### Work instruction
Report how many lines in the records below contain the word "dict". Give only the number.

### Data
------------------------------------

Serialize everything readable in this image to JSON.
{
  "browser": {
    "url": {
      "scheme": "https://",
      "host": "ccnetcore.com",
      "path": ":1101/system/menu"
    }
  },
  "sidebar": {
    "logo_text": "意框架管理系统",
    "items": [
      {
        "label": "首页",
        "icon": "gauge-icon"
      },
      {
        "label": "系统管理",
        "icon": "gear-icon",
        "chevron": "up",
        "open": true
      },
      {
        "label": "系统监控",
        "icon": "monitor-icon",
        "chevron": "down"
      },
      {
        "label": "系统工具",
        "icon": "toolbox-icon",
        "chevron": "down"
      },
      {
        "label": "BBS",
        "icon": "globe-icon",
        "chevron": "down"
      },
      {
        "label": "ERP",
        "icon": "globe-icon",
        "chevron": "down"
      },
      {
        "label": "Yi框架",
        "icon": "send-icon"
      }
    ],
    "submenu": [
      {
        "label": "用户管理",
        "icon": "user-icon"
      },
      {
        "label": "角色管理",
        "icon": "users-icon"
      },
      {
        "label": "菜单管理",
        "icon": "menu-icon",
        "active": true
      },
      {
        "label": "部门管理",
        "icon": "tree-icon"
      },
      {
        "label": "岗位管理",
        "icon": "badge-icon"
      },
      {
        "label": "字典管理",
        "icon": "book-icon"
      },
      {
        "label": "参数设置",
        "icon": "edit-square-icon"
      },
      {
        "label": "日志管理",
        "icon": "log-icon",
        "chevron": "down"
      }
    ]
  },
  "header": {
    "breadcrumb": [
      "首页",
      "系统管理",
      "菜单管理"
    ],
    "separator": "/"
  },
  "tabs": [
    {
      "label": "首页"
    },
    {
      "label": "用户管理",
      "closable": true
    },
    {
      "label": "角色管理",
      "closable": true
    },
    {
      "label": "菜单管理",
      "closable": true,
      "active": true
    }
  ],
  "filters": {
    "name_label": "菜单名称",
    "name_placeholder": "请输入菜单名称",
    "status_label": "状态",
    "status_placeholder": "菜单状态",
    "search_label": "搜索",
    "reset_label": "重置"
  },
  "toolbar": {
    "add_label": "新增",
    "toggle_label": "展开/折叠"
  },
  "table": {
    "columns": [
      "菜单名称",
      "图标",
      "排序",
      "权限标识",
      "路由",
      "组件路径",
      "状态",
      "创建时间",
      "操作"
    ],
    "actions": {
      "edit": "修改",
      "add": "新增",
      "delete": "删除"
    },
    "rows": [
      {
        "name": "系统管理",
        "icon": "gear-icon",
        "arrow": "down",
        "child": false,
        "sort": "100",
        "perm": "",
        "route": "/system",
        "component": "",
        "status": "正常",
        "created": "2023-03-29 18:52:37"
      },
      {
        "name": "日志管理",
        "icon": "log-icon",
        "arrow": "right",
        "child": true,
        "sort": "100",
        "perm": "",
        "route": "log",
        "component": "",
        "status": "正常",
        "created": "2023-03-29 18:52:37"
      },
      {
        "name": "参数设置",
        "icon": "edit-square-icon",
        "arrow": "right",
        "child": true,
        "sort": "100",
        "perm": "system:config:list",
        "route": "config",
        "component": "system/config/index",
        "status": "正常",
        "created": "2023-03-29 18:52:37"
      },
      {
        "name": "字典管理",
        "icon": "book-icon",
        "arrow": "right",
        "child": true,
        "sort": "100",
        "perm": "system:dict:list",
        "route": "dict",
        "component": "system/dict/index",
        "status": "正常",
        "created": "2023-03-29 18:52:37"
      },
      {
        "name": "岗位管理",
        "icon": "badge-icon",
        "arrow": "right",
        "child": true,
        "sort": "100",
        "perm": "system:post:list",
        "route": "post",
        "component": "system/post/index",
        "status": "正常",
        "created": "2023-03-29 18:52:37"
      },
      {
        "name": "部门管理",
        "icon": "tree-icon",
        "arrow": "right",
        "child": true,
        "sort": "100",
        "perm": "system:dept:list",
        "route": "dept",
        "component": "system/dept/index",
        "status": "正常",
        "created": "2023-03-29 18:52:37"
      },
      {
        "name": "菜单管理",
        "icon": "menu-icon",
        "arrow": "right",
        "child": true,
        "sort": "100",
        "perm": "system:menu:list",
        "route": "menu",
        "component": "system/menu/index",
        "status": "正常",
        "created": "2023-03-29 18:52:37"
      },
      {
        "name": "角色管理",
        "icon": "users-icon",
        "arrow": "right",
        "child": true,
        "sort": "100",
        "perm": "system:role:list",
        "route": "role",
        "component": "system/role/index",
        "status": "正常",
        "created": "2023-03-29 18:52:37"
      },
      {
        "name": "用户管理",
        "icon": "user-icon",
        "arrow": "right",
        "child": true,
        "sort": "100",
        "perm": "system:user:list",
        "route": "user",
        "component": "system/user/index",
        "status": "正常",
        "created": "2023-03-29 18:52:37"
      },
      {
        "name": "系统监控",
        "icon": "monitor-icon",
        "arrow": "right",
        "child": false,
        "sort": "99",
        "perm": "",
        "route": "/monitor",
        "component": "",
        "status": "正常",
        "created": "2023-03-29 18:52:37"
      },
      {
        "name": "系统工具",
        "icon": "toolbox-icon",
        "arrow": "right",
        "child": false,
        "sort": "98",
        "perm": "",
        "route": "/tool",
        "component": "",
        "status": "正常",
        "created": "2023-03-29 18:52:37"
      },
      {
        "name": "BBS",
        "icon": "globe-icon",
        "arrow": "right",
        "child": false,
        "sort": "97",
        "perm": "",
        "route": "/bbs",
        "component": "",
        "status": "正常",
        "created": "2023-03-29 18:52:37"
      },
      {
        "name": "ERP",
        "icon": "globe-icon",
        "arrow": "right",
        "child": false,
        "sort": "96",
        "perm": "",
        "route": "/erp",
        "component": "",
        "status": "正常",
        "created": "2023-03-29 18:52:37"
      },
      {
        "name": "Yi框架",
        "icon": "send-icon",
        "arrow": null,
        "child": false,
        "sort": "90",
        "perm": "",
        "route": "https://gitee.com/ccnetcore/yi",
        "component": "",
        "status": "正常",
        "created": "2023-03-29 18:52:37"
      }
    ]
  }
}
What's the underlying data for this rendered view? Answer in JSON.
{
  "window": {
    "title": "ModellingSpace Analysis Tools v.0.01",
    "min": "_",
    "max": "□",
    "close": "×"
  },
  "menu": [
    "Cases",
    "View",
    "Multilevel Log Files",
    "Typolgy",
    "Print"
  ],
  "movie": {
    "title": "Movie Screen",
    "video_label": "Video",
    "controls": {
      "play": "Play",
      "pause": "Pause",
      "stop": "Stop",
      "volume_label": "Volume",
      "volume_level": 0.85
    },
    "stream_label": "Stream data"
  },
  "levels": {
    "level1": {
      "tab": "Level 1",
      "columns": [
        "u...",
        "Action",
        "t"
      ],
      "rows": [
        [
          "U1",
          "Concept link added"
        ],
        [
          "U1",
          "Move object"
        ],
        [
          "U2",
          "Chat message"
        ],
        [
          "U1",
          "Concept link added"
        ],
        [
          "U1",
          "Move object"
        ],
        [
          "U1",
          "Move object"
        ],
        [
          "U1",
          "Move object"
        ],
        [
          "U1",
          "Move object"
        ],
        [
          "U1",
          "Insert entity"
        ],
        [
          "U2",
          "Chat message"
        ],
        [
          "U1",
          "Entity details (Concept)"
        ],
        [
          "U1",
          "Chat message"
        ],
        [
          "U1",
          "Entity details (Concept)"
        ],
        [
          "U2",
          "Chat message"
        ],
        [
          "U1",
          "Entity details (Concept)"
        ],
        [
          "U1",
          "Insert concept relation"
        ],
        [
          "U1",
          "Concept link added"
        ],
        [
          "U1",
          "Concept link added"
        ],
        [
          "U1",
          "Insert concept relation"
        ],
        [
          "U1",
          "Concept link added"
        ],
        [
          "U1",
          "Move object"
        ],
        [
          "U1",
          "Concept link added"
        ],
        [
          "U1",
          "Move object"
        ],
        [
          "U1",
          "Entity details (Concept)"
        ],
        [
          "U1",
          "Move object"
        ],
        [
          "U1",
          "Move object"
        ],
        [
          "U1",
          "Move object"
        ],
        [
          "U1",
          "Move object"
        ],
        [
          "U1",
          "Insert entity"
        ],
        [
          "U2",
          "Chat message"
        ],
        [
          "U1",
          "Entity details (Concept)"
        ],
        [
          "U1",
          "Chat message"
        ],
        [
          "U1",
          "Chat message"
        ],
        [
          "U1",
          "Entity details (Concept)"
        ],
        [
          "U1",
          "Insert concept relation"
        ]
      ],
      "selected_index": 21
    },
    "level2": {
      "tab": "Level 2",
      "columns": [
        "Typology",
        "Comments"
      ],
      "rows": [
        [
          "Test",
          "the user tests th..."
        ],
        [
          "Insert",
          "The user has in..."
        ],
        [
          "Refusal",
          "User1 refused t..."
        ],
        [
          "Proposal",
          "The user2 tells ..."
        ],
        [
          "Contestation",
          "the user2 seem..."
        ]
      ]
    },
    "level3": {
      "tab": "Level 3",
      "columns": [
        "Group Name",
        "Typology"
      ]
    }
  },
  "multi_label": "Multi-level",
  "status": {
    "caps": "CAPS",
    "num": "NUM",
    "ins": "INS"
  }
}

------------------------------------

### Reply to the exercise
3